(Excerpts from an interface dataset)

++++++

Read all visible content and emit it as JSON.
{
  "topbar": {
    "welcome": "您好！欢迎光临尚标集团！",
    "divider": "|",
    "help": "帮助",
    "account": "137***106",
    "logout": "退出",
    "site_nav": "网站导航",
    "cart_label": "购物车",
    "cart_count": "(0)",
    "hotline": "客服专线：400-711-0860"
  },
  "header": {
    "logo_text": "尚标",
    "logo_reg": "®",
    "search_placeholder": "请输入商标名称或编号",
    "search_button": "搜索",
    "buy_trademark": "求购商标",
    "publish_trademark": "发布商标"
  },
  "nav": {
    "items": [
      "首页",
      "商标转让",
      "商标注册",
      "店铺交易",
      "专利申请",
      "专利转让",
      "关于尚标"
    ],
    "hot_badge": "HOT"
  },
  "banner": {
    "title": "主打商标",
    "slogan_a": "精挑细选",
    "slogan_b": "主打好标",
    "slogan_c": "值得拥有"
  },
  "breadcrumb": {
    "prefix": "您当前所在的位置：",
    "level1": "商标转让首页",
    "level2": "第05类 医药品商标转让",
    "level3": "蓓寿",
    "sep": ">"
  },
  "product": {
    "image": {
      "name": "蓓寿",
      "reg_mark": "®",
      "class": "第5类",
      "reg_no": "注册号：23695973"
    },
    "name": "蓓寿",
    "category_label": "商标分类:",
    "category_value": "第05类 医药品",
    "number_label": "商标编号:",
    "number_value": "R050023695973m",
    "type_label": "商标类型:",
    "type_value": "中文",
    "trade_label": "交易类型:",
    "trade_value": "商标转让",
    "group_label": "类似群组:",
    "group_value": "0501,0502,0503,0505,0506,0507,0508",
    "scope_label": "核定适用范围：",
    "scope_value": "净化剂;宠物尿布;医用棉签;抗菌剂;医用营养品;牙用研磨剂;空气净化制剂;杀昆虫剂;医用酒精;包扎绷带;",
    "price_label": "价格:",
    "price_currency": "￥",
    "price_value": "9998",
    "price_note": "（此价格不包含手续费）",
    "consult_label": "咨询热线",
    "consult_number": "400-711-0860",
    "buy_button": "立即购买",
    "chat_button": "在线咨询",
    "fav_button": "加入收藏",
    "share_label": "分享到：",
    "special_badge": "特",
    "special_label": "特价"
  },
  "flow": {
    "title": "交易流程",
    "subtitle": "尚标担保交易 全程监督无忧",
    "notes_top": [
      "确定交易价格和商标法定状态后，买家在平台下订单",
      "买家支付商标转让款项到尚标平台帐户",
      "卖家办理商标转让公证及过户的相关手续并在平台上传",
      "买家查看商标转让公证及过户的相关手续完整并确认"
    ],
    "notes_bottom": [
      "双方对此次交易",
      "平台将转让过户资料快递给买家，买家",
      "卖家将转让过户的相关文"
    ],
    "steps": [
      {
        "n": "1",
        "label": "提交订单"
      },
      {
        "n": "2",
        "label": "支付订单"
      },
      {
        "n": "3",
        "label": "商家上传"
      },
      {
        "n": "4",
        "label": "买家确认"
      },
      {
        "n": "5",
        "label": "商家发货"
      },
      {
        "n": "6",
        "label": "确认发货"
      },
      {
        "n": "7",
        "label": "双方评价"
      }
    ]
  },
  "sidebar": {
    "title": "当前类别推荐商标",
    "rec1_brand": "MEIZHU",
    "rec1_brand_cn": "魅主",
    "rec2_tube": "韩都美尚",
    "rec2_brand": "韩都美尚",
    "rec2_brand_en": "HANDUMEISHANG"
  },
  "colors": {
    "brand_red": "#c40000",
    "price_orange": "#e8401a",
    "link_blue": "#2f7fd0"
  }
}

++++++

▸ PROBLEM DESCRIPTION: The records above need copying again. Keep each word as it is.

▸ RESPONSE TO THE EXERCISE:
Read all visible content and emit it as JSON.
{
  "topbar": {
    "welcome": "您好！欢迎光临尚标集团！",
    "divider": "|",
    "help": "帮助",
    "account": "137***106",
    "logout": "退出",
    "site_nav": "网站导航",
    "cart_label": "购物车",
    "cart_count": "(0)",
    "hotline": "客服专线：400-711-0860"
  },
  "header": {
    "logo_text": "尚标",
    "logo_reg": "®",
    "search_placeholder": "请输入商标名称或编号",
    "search_button": "搜索",
    "buy_trademark": "求购商标",
    "publish_trademark": "发布商标"
  },
  "nav": {
    "items": [
      "首页",
      "商标转让",
      "商标注册",
      "店铺交易",
      "专利申请",
      "专利转让",
      "关于尚标"
    ],
    "hot_badge": "HOT"
  },
  "banner": {
    "title": "主打商标",
    "slogan_a": "精挑细选",
    "slogan_b": "主打好标",
    "slogan_c": "值得拥有"
  },
  "breadcrumb": {
    "prefix": "您当前所在的位置：",
    "level1": "商标转让首页",
    "level2": "第05类 医药品商标转让",
    "level3": "蓓寿",
    "sep": ">"
  },
  "product": {
    "image": {
      "name": "蓓寿",
      "reg_mark": "®",
      "class": "第5类",
      "reg_no": "注册号：23695973"
    },
    "name": "蓓寿",
    "category_label": "商标分类:",
    "category_value": "第05类 医药品",
    "number_label": "商标编号:",
    "number_value": "R050023695973m",
    "type_label": "商标类型:",
    "type_value": "中文",
    "trade_label": "交易类型:",
    "trade_value": "商标转让",
    "group_label": "类似群组:",
    "group_value": "0501,0502,0503,0505,0506,0507,0508",
    "scope_label": "核定适用范围：",
    "scope_value": "净化剂;宠物尿布;医用棉签;抗菌剂;医用营养品;牙用研磨剂;空气净化制剂;杀昆虫剂;医用酒精;包扎绷带;",
    "price_label": "价格:",
    "price_currency": "￥",
    "price_value": "9998",
    "price_note": "（此价格不包含手续费）",
    "consult_label": "咨询热线",
    "consult_number": "400-711-0860",
    "buy_button": "立即购买",
    "chat_button": "在线咨询",
    "fav_button": "加入收藏",
    "share_label": "分享到：",
    "special_badge": "特",
    "special_label": "特价"
  },
  "flow": {
    "title": "交易流程",
    "subtitle": "尚标担保交易 全程监督无忧",
    "notes_top": [
      "确定交易价格和商标法定状态后，买家在平台下订单",
      "买家支付商标转让款项到尚标平台帐户",
      "卖家办理商标转让公证及过户的相关手续并在平台上传",
      "买家查看商标转让公证及过户的相关手续完整并确认"
    ],
    "notes_bottom": [
      "双方对此次交易",
      "平台将转让过户资料快递给买家，买家",
      "卖家将转让过户的相关文"
    ],
    "steps": [
      {
        "n": "1",
        "label": "提交订单"
      },
      {
        "n": "2",
        "label": "支付订单"
      },
      {
        "n": "3",
        "label": "商家上传"
      },
      {
        "n": "4",
        "label": "买家确认"
      },
      {
        "n": "5",
        "label": "商家发货"
      },
      {
        "n": "6",
        "label": "确认发货"
      },
      {
        "n": "7",
        "label": "双方评价"
      }
    ]
  },
  "sidebar": {
    "title": "当前类别推荐商标",
    "rec1_brand": "MEIZHU",
    "rec1_brand_cn": "魅主",
    "rec2_tube": "韩都美尚",
    "rec2_brand": "韩都美尚",
    "rec2_brand_en": "HANDUMEISHANG"
  },
  "colors": {
    "brand_red": "#c40000",
    "price_orange": "#e8401a",
    "link_blue": "#2f7fd0"
  }
}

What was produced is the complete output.